Finally, there are still a number of clinicians that use methylprednisolone for inner ear therapy. But as discussed here, they don’t actually use methylprednisolone, but instead use the water-soluble pro-drug versions, methylprednisolone-hemisuccinate or succinate. The pro-drug is not an active form and only becomes active when metabolized to the base form, methylprednisolone. When given systemically, this metabolism occurs in the liver. It has never been demonstrated whether such metabolism also occurs in the ear. Methylprednisolone became popular when PK measurements suggested that methylprednisolone had better kinetics than dexamethasone (Parnes et al., 1999). As shown below, the calculations on which the conclusion was based was subsequently shown to be incorrect as they did not take into account the differences in dosing used (Dex 4 mg/mL; MP 40 mg/mL) (Disaster #4).
Based on these data, it would now be concluded that dexamethasone (phosphate) was a better choice than methylprednisolone when normalized for anti-inflammatory equivalent factors. If methylprednisolone is a worse choice than Dex-P, then I have little enthusiasm for it's use intratympanically . Methylprednisolone is therefore a clinical therapy with almost no basic science to back it up. Whether methylprednisolone proves to be a placebo therapy or not, time will tell.
Our current understanding of local inner ear drug therapy is primitive. Very primitive. Although I am optimistic that some therapies will eventually become our mainstay procedures, we are far from that point. We have gentamicin therapy, which is effective, but is not being used clinically because it might cause hearing loss, when it probably doesn't. We have Dex-P therapy which has horrible kinetics for the cochlea and for auditory disorders is probably a placebo therapy. The more promising use of a gel-based dexamethasone suspension which provided long exposure times to the drug, which was backed by solid scientific studies, has been abandoned and locked away. And methylprednisolone is essentially a faith-based therapy.

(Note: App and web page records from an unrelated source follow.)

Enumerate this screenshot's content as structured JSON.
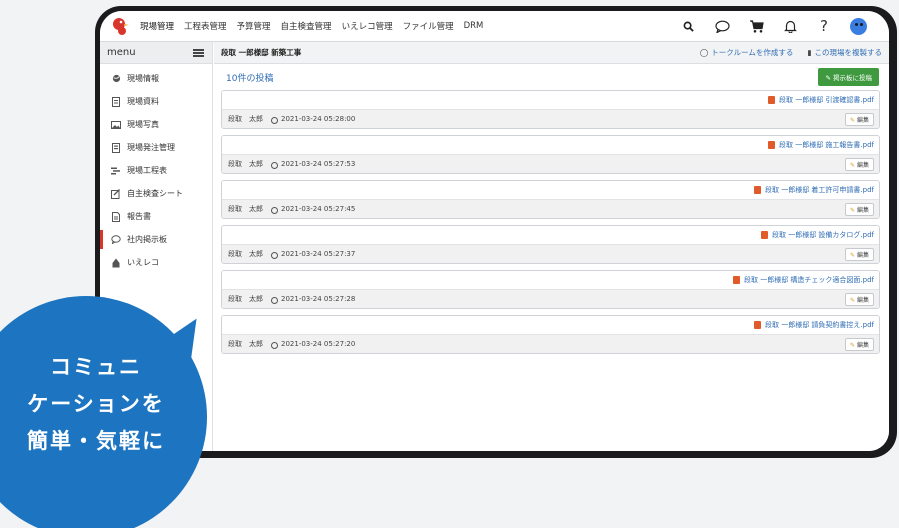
{
  "topbar": {
    "nav": [
      "現場管理",
      "工程表管理",
      "予算管理",
      "自主検査管理",
      "いえレコ管理",
      "ファイル管理",
      "DRM"
    ]
  },
  "sidebar": {
    "title": "menu",
    "items": [
      {
        "label": "現場情報",
        "icon": "globe-icon"
      },
      {
        "label": "現場資料",
        "icon": "document-icon"
      },
      {
        "label": "現場写真",
        "icon": "image-icon"
      },
      {
        "label": "現場発注管理",
        "icon": "list-icon"
      },
      {
        "label": "現場工程表",
        "icon": "gantt-icon"
      },
      {
        "label": "自主検査シート",
        "icon": "checklist-icon"
      },
      {
        "label": "報告書",
        "icon": "report-icon"
      },
      {
        "label": "社内掲示板",
        "icon": "chat-bubble-icon"
      },
      {
        "label": "いえレコ",
        "icon": "house-icon"
      }
    ]
  },
  "main": {
    "breadcrumb": "段取 一郎様邸 新築工事",
    "actions": {
      "create_talk": "トークルームを作成する",
      "copy_site": "この現場を複製する"
    },
    "post_count": "10件の投稿",
    "post_button": "掲示板に投稿",
    "edit_label": "編集",
    "posts": [
      {
        "file": "段取 一郎様邸 引渡確認書.pdf",
        "author": "段取　太郎",
        "time": "2021-03-24 05:28:00"
      },
      {
        "file": "段取 一郎様邸 施工報告書.pdf",
        "author": "段取　太郎",
        "time": "2021-03-24 05:27:53"
      },
      {
        "file": "段取 一郎様邸 着工許可申請書.pdf",
        "author": "段取　太郎",
        "time": "2021-03-24 05:27:45"
      },
      {
        "file": "段取 一郎様邸 設備カタログ.pdf",
        "author": "段取　太郎",
        "time": "2021-03-24 05:27:37"
      },
      {
        "file": "段取 一郎様邸 構造チェック適合図面.pdf",
        "author": "段取　太郎",
        "time": "2021-03-24 05:27:28"
      },
      {
        "file": "段取 一郎様邸 請負契約書控え.pdf",
        "author": "段取　太郎",
        "time": "2021-03-24 05:27:20"
      }
    ]
  },
  "bubble": {
    "lines": [
      "コミュニ",
      "ケーションを",
      "簡単・気軽に"
    ]
  },
  "colors": {
    "accent_blue": "#1d74c0",
    "link_blue": "#2f6db5",
    "active_red": "#d9362b",
    "post_button_green": "#3f9a3f"
  }
}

We must be able to do better than this.
Alexander TH, Harris JP, Nguyen QT, Vorasubin N. Dose Effect of Intratympanic Dexamethasone for Idiopathic Sudden Sensorineural Hearing Loss: 24 mg/mL Is Superior to 10 mg/mL. Otol Neurotol. 2015 Sep;36(8):1321-7
Hirsch, BE, Kamerer DB. Intratympanic therapy for Meniere’s disease. Am. J Otol. 1997; 18:44-51.
Lange G. Transtympanic treatment of Meniere’s disease with gentamicin sulfate. In: Meniere’s Disease: Pathogenesis, Diagnosis and Treatment. Stuttgart:Thieme, 1981:208–11.
Minor LB. Intratympanic gentamicin for control of vertigo in Meniere’s disease. Am J Otol. 1999; 20:209-212.
Pearson BW, Brackmann DE. Committee on Hearing and Equilibrium guidelines for reporting treatment results in Meniere’s disease. Otolaryngol Head Neck Surg. 1985;93(5):579-581.
Salt AN, Hartsock JJ, Gill RM, King E, Kraus FB, Plontke SK. Perilymph pharmacokinetics of locally-applied gentamicin in the guinea pig. Hear Res. 2016 342:101-111.
Schoendorf J, Neugebauer P, Michel O. Continuous intratympanic infusion of gentamicin via a microcatheter in Meniere’s disease. Otolaryngol Head Neck Surg 2001;124:203–207.